For Snook and Annie Organ, life in Bread and Cheese Harbour isn’t what it once was. They haven’t untied their boat from its mooring in more than a month - that’s how bad the wind has been. They haven’t had a chance to get out on the water. Not even for a brief boil-up on the barasway, much less set a few snares, drag for some scallops, or check how their cabin is holding up against winter weather.
Visiting that cabin is not as much fun for them as it was years ago anyway and, while the Organs seldom speak about what they’re bothered by, both wonder if that’s why they don’t feel much like motoring. What with the number of new aquaculture cages that have been approved for their little piece of paradise, it’s been difficult for them to relax given all the changes that are going on along that shoreline they love. Like the additional garbage that continually collects, the steady stream of noisy boats, and the way some of the Organ’s favourite trees have been cut down for firewood by fish farmers they don’t know – men from New Brunswick who are only in the area to make a couple bucks.
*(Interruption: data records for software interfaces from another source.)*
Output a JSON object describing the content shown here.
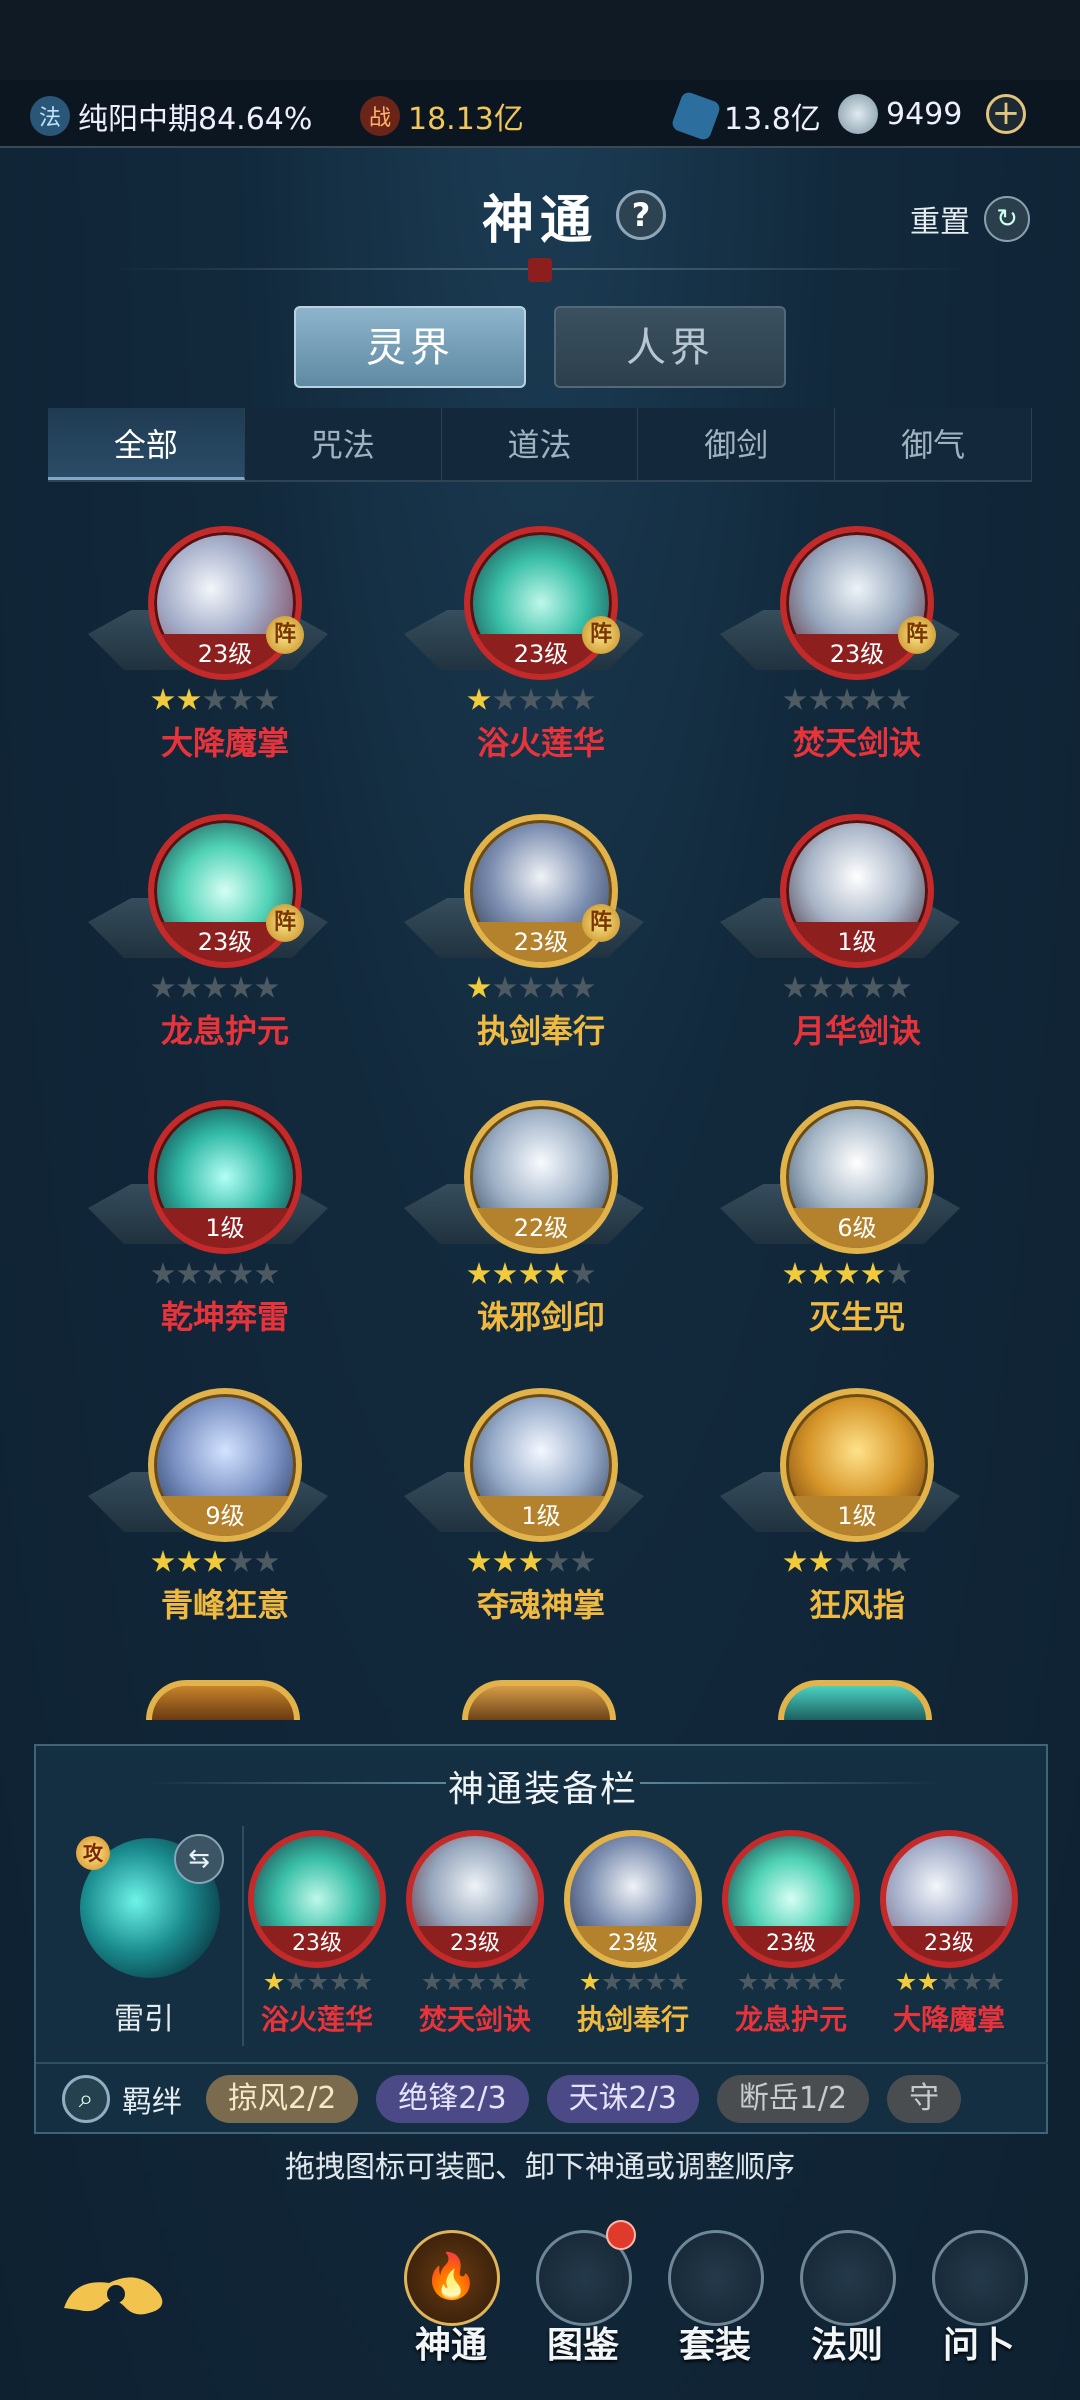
{
  "topbar": {
    "cultivation_icon": "法",
    "cultivation": "纯阳中期84.64%",
    "power_icon": "战",
    "power": "18.13亿",
    "spirit_stone": "13.8亿",
    "jade": "9499",
    "plus": "+"
  },
  "header": {
    "title": "神通",
    "help": "?",
    "reset": "重置"
  },
  "realm_tabs": [
    "灵界",
    "人界"
  ],
  "category_tabs": [
    "全部",
    "咒法",
    "道法",
    "御剑",
    "御气"
  ],
  "badge_zhen": "阵",
  "skills": [
    {
      "name": "大降魔掌",
      "level": "23级",
      "stars": 2,
      "ring": "red",
      "zhen": true
    },
    {
      "name": "浴火莲华",
      "level": "23级",
      "stars": 1,
      "ring": "red",
      "zhen": true
    },
    {
      "name": "焚天剑诀",
      "level": "23级",
      "stars": 0,
      "ring": "red",
      "zhen": true
    },
    {
      "name": "龙息护元",
      "level": "23级",
      "stars": 0,
      "ring": "red",
      "zhen": true
    },
    {
      "name": "执剑奉行",
      "level": "23级",
      "stars": 1,
      "ring": "gold",
      "zhen": true
    },
    {
      "name": "月华剑诀",
      "level": "1级",
      "stars": 0,
      "ring": "red",
      "zhen": false
    },
    {
      "name": "乾坤奔雷",
      "level": "1级",
      "stars": 0,
      "ring": "red",
      "zhen": false
    },
    {
      "name": "诛邪剑印",
      "level": "22级",
      "stars": 4,
      "ring": "gold",
      "zhen": false
    },
    {
      "name": "灭生咒",
      "level": "6级",
      "stars": 4,
      "ring": "gold",
      "zhen": false
    },
    {
      "name": "青峰狂意",
      "level": "9级",
      "stars": 3,
      "ring": "gold",
      "zhen": false
    },
    {
      "name": "夺魂神掌",
      "level": "1级",
      "stars": 3,
      "ring": "gold",
      "zhen": false
    },
    {
      "name": "狂风指",
      "level": "1级",
      "stars": 2,
      "ring": "gold",
      "zhen": false
    }
  ],
  "equip": {
    "title": "神通装备栏",
    "attack_badge": "攻",
    "swap": "⇆",
    "main_skill": "雷引",
    "slots": [
      {
        "name": "浴火莲华",
        "level": "23级",
        "stars": 1,
        "ring": "red"
      },
      {
        "name": "焚天剑诀",
        "level": "23级",
        "stars": 0,
        "ring": "red"
      },
      {
        "name": "执剑奉行",
        "level": "23级",
        "stars": 1,
        "ring": "gold"
      },
      {
        "name": "龙息护元",
        "level": "23级",
        "stars": 0,
        "ring": "red"
      },
      {
        "name": "大降魔掌",
        "level": "23级",
        "stars": 2,
        "ring": "red"
      }
    ],
    "bond_label": "羁绊",
    "bonds": [
      "掠风2/2",
      "绝锋2/3",
      "天诛2/3",
      "断岳1/2",
      "守"
    ]
  },
  "hint": "拖拽图标可装配、卸下神通或调整顺序",
  "nav": [
    "神通",
    "图鉴",
    "套装",
    "法则",
    "问卜"
  ],
  "colors": {
    "red_ring": "#c52a2a",
    "gold_ring": "#e2b34a",
    "red_name": "#e8333b",
    "gold_name": "#f0b940"
  }
}
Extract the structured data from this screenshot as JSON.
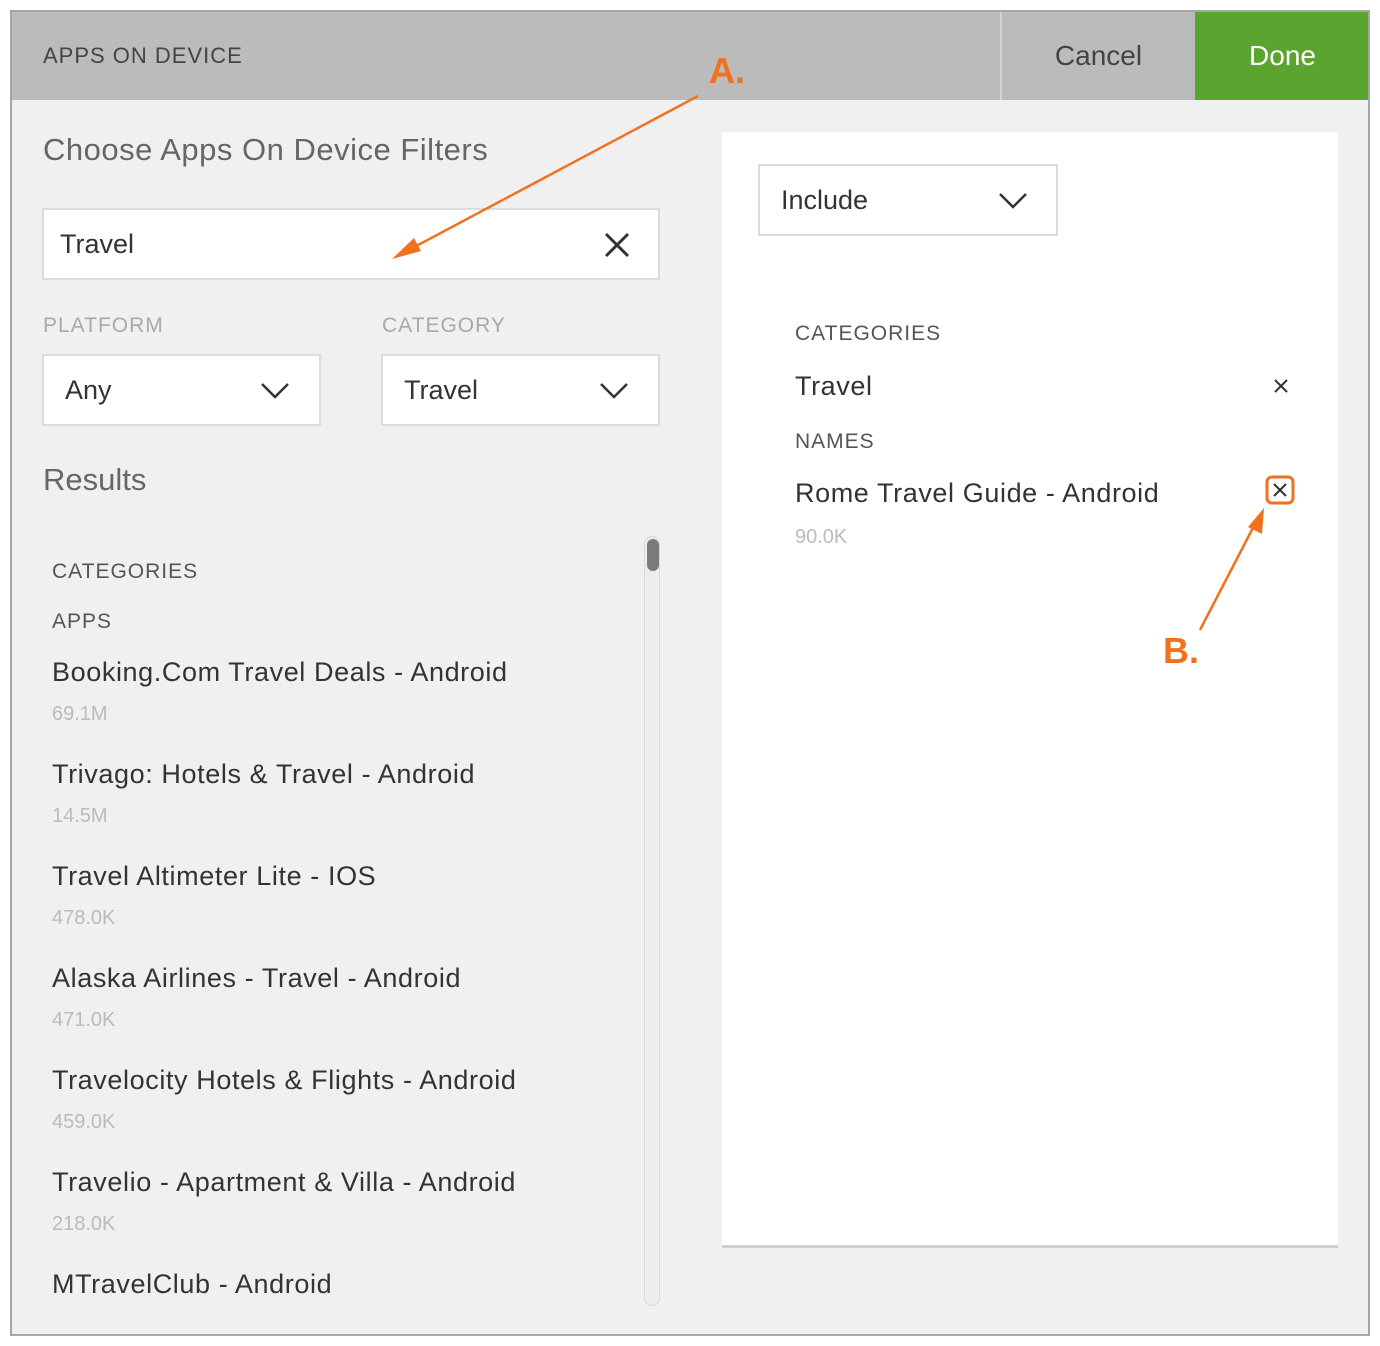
{
  "header": {
    "title": "APPS ON DEVICE",
    "cancel_label": "Cancel",
    "done_label": "Done",
    "done_color": "#5aa42f"
  },
  "filters": {
    "title": "Choose Apps On Device Filters",
    "search_value": "Travel",
    "platform_label": "PLATFORM",
    "platform_value": "Any",
    "category_label": "CATEGORY",
    "category_value": "Travel"
  },
  "results": {
    "title": "Results",
    "categories_header": "CATEGORIES",
    "apps_header": "APPS",
    "apps": [
      {
        "name": "Booking.Com Travel Deals - Android",
        "count": "69.1M"
      },
      {
        "name": "Trivago: Hotels & Travel - Android",
        "count": "14.5M"
      },
      {
        "name": "Travel Altimeter Lite - IOS",
        "count": "478.0K"
      },
      {
        "name": "Alaska Airlines - Travel - Android",
        "count": "471.0K"
      },
      {
        "name": "Travelocity Hotels & Flights - Android",
        "count": "459.0K"
      },
      {
        "name": "Travelio - Apartment & Villa - Android",
        "count": "218.0K"
      },
      {
        "name": "MTravelClub - Android",
        "count": ""
      }
    ]
  },
  "selection": {
    "mode_value": "Include",
    "categories_header": "CATEGORIES",
    "category_item": "Travel",
    "names_header": "NAMES",
    "name_item": "Rome Travel Guide - Android",
    "name_count": "90.0K"
  },
  "annotations": {
    "a_label": "A.",
    "b_label": "B.",
    "color": "#f0711e"
  }
}
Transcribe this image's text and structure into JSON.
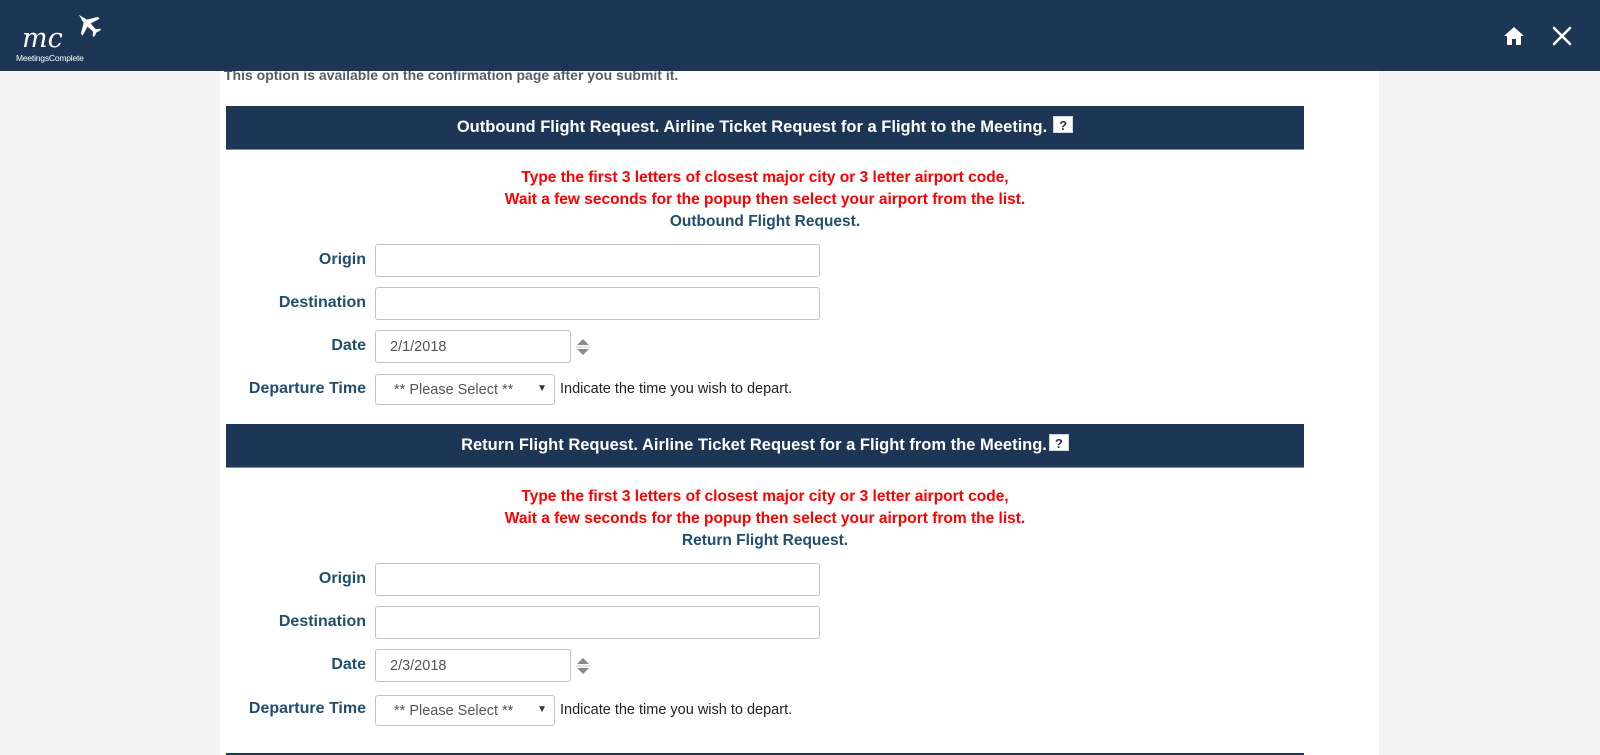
{
  "header": {
    "logo_text": "MeetingsComplete",
    "logo_mark": "mc",
    "home_icon": "home-icon",
    "close_icon": "close-icon",
    "background_color": "#1e3655"
  },
  "clipped_note": "This option is available on the confirmation page after you submit it.",
  "outbound": {
    "title": "Outbound Flight Request. Airline Ticket Request for a Flight to the Meeting.",
    "help": "?",
    "instruction_line1": "Type the first 3 letters of closest major city or 3 letter airport code,",
    "instruction_line2": "Wait a few seconds for the popup then select your airport from the list.",
    "subtitle": "Outbound Flight Request.",
    "origin_label": "Origin",
    "origin_value": "",
    "destination_label": "Destination",
    "destination_value": "",
    "date_label": "Date",
    "date_value": "2/1/2018",
    "departure_label": "Departure Time",
    "departure_selected": "** Please Select **",
    "departure_hint": "Indicate the time you wish to depart."
  },
  "return": {
    "title": "Return Flight Request. Airline Ticket Request for a Flight from the Meeting.",
    "help": "?",
    "instruction_line1": "Type the first 3 letters of closest major city or 3 letter airport code,",
    "instruction_line2": "Wait a few seconds for the popup then select your airport from the list.",
    "subtitle": "Return Flight Request.",
    "origin_label": "Origin",
    "origin_value": "",
    "destination_label": "Destination",
    "destination_value": "",
    "date_label": "Date",
    "date_value": "2/3/2018",
    "departure_label": "Departure Time",
    "departure_selected": "** Please Select **",
    "departure_hint": "Indicate the time you wish to depart."
  },
  "colors": {
    "navy": "#1e3655",
    "label_blue": "#1f4e6e",
    "warning_red": "#ff0000"
  }
}
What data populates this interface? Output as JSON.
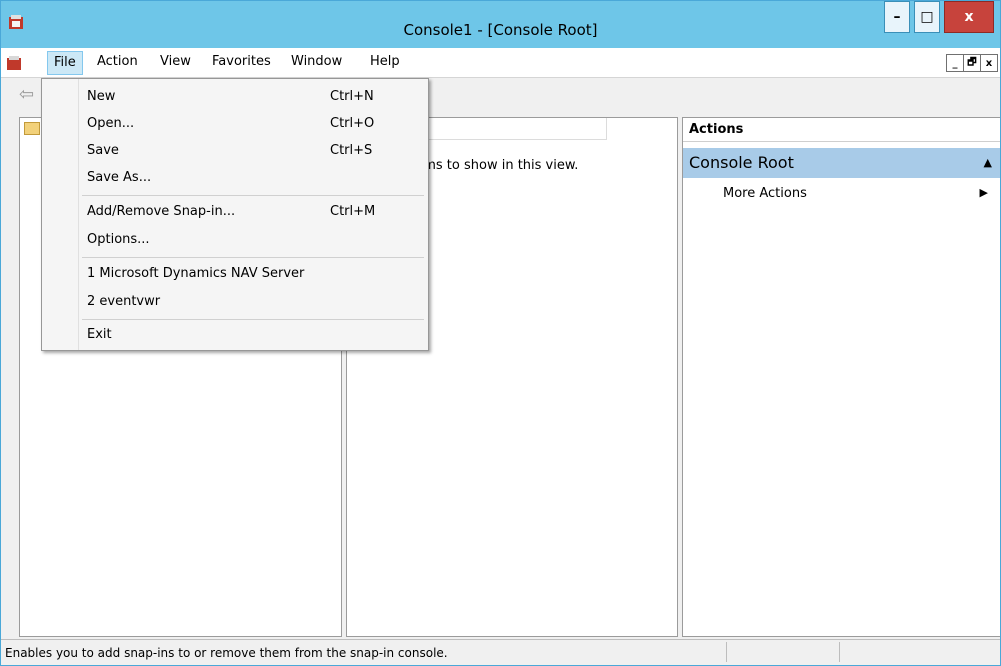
{
  "window": {
    "title": "Console1 - [Console Root]",
    "accent": "#6ec6e8",
    "close_glyph": "x",
    "min_glyph": "–",
    "max_glyph": "□"
  },
  "menubar": {
    "items": [
      "File",
      "Action",
      "View",
      "Favorites",
      "Window",
      "Help"
    ],
    "mdi_buttons": [
      "_",
      "🗗",
      "x"
    ]
  },
  "file_menu": {
    "items": [
      {
        "label": "New",
        "shortcut": "Ctrl+N"
      },
      {
        "label": "Open...",
        "shortcut": "Ctrl+O"
      },
      {
        "label": "Save",
        "shortcut": "Ctrl+S"
      },
      {
        "label": "Save As...",
        "shortcut": ""
      },
      {
        "label": "Add/Remove Snap-in...",
        "shortcut": "Ctrl+M"
      },
      {
        "label": "Options...",
        "shortcut": ""
      },
      {
        "label": "1 Microsoft Dynamics NAV Server",
        "shortcut": ""
      },
      {
        "label": "2 eventvwr",
        "shortcut": ""
      },
      {
        "label": "Exit",
        "shortcut": ""
      }
    ]
  },
  "middle_pane": {
    "empty_message": "re no items to show in this view."
  },
  "actions_pane": {
    "header": "Actions",
    "section": "Console Root",
    "more_actions": "More Actions",
    "section_color": "#a8cbe8"
  },
  "statusbar": {
    "message": "Enables you to add snap-ins to or remove them from the snap-in console."
  }
}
Plus, the Organs heard that a hundred thousand salmon had escaped from one of the cages during an especially violent storm, two months ago, and even if that estimate was only half-right they wonder why no one has made an announcement about such an event, given its ecological importance. “Just don’t know why the aquaculture companies can get away with things fishermen can’t,” Snook mumbles, when his hurt becomes too much for him to bear. “Like, if I’d done something I shouldn’t to the land and sea, they’d take away my boat, my licence, and my gear. Then they’d give me a big fat fine and put my name in the newspaper.”
“And how come when Patrick asked our politician, Johnny Johnston, about those salmon getting out,” Annie added, “Johnny said he hadn’t heard nothing?” Then, shaking her head, she pushed out another question, “C’mon… with all his relatives still living ‘round here, and him being home for Christmas the way he was? Don’t give me that… John Johnston hears what we hear.”
And that’s the way it is for many who decided to stay in Bread and Cheese Harbour after their fishery crashed. Most are grumpy about something or somebody – an increase in seal population, a loss in essential services, Darin King and Clyde Jackman…
But there is another side to the Organs and the others – a happier side. Not that they don’t see the way government and big business destroy this life they love. Not that they don’t notice the negatives that came to Newfoundland at the tail-end of the twentieth century, and continue to torture them today. Not that they don’t wonder how come some politicians lie, or why agencies apply different rules for different people. Just that there is something in their heart that reminds them they are still living in a great harbour, on a beautiful bay, along a gorgeous shoreline, on the most wonderful island in the world. Just like five generations of family who came before them. And they know no matter what outside influences are at work to destroy their way of life in Bread and Cheese Harbour, this place they call home is, for the time being, still something worth smiling about.